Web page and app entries
========

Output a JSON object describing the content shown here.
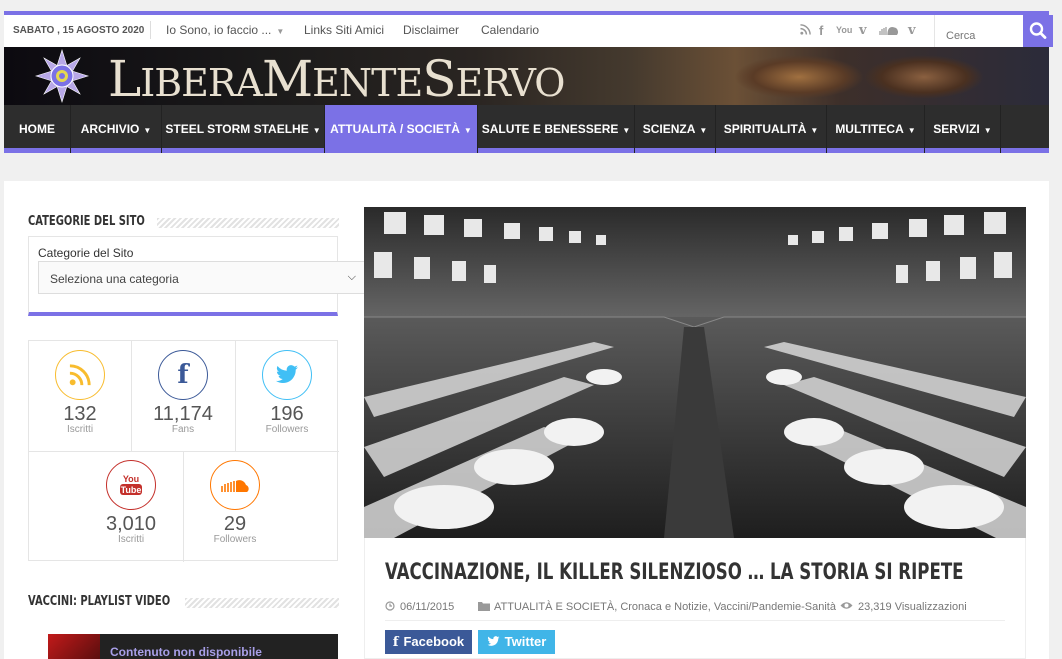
{
  "topbar": {
    "date": "SABATO , 15 AGOSTO 2020",
    "links": [
      "Io Sono, io faccio ...",
      "Links Siti Amici",
      "Disclaimer",
      "Calendario"
    ],
    "search_placeholder": "Cerca"
  },
  "brand": {
    "l1": "L",
    "w1": "IBERA",
    "l2": "M",
    "w2": "ENTE",
    "l3": "S",
    "w3": "ERVO"
  },
  "nav": [
    "HOME",
    "ARCHIVIO",
    "STEEL STORM STAELHE",
    "ATTUALITÀ / SOCIETÀ",
    "SALUTE E BENESSERE",
    "SCIENZA",
    "SPIRITUALITÀ",
    "MULTITECA",
    "SERVIZI"
  ],
  "sidebar": {
    "categories_title": "CATEGORIE DEL SITO",
    "categories_label": "Categorie del Sito",
    "categories_select": "Seleziona una categoria",
    "social": [
      {
        "count": "132",
        "label": "Iscritti",
        "icon": "rss-icon",
        "color": "#f8bc2e"
      },
      {
        "count": "11,174",
        "label": "Fans",
        "icon": "facebook-icon",
        "color": "#3b5998"
      },
      {
        "count": "196",
        "label": "Followers",
        "icon": "twitter-icon",
        "color": "#40bff5"
      },
      {
        "count": "3,010",
        "label": "Iscritti",
        "icon": "youtube-icon",
        "color": "#c4302b"
      },
      {
        "count": "29",
        "label": "Followers",
        "icon": "soundcloud-icon",
        "color": "#ff7700"
      }
    ],
    "videos_title": "VACCINI: PLAYLIST VIDEO",
    "video_text": "Contenuto non disponibile"
  },
  "article": {
    "title": "VACCINAZIONE, IL KILLER SILENZIOSO … LA STORIA SI RIPETE",
    "date": "06/11/2015",
    "categories": "ATTUALITÀ E SOCIETÀ, Cronaca e Notizie, Vaccini/Pandemie-Sanità",
    "views": "23,319 Visualizzazioni",
    "share_facebook": "Facebook",
    "share_twitter": "Twitter"
  },
  "colors": {
    "accent": "#7b71e6",
    "nav_bg": "#2d2d2d"
  }
}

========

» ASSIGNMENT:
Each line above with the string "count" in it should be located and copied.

» REPLY:
        "count": "132",
        "count": "11,174",
        "count": "196",
        "count": "3,010",
        "count": "29",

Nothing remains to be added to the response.